The proposal Monday by Defense Secretary Chuck Hagel Monday to retire the A-10 attack aircraft and the U-2 spy plane was the latest in a series of thus-far unsuccessful attempts to kill the Cold War-vintage systems.
Both aircraft have ardent supporters in Congress and among veterans groups with a track record of fending off the cost-cutters arguing that the A-10 and U-2 have been on duty long past their shelf lives.
The tank-killer A-10 Thunderbolt, better known as the “Warthog” for its ungainly appearance, is especially beloved of the infantry for its GAU-8 Avenger, a 30mm rotary cannon that is the heaviest such weapon mounted on any aircraft.

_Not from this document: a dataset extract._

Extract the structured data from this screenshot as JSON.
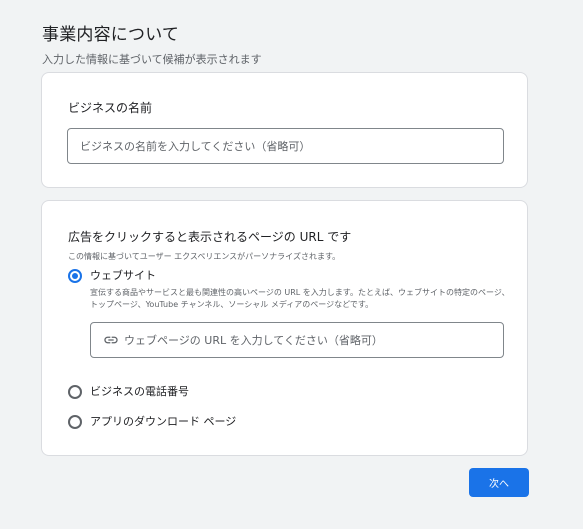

Various models of the U-2 Dragon Lady have been operating in enemy airspace since 1955, when the first one came out of Lockheed’s famed “Skunk Works” facility in Burbank, Calif., under the guidance of legendary chief engineer Clarence “Kelly” Johnson.
In presenting the Pentagon’s Fiscal Year 2015 budget proposal, Hagel acknowledged that he had an uphill battle in going against the A-10 and the U-2.
Hagel rattled off a number of Air Force modernization programs in the budget but said that “to fund these investments, the Air Force will reduce the number of tactical air squadrons, including the entire A-10 fleet.”
Getting rid of the A-10s would save $3.5 billion over five years and speed their replacement by the F-35 Joint Strike Fighter in the early 2020s, Hagel said.
“The “Warthog” is a venerable platform, and this was a tough decision,” Hagel said, “but the A-10 is a 40-year-old single-purpose airplane originally designed to kill enemy tanks on a Cold War battlefield.
As much as old pilots and the infantry love the plane, “it cannot survive or operate effectively where there are more advanced aircraft or air defenses,” Hagel said.
In the case of the U-2, the decision to retire the aircraft was more complicated. “This decision was a close call,” Hagel said.
Only two years ago, the Air Force and then-Defense Secretary Leon Panetta were lauding the capabilities of the high-flying U-2 and its high-resolution reconnaissance photos as far surpassing those of the Global Hawk drone that was being touted as a replacement.
At the time, then-Deputy Defense Secretary Ashton Carter said that the Global Hawk “was supposed to replace the U-2 for taking pictures from the air and that was the idea, to do it with a UAV (Unmanned Aerial Vehicle.”
However, at $176 million apiece, the Global Hawks were a budget buster “so we will continue to use the U-2. That’s a disappointment to us,” Carter said.
Hagel acknowledged that the Defense Department “had previously recommended retaining the U-2 over the Global Hawk because of cost issues. But over the last several years, DoD has been able to reduce the Global Hawk’s operating costs. With its greater range and endurance, the Global Hawk makes a better high-altitude reconnaissance platform for the future.”
In the battle over the A-10, Sen. Kelly Ayotte, R-N.H., whose husband flew A-10 missions in Iraq, has already rounded up more than two dozen co-sponsors to oppose the plan to kill the Warthog.
Even those Air Force officials leading the move to retire the A-10 admit that they’re doing it with extreme reluctance.
At a roundtable with reporters last year, Gen. Mark Welsh, the Air Force chief of Staff, admitted that “I love the A-10, that was my first fighter, I love everything about the airplane,” Welsh said.“But we’ve got to make some tough decisions here.”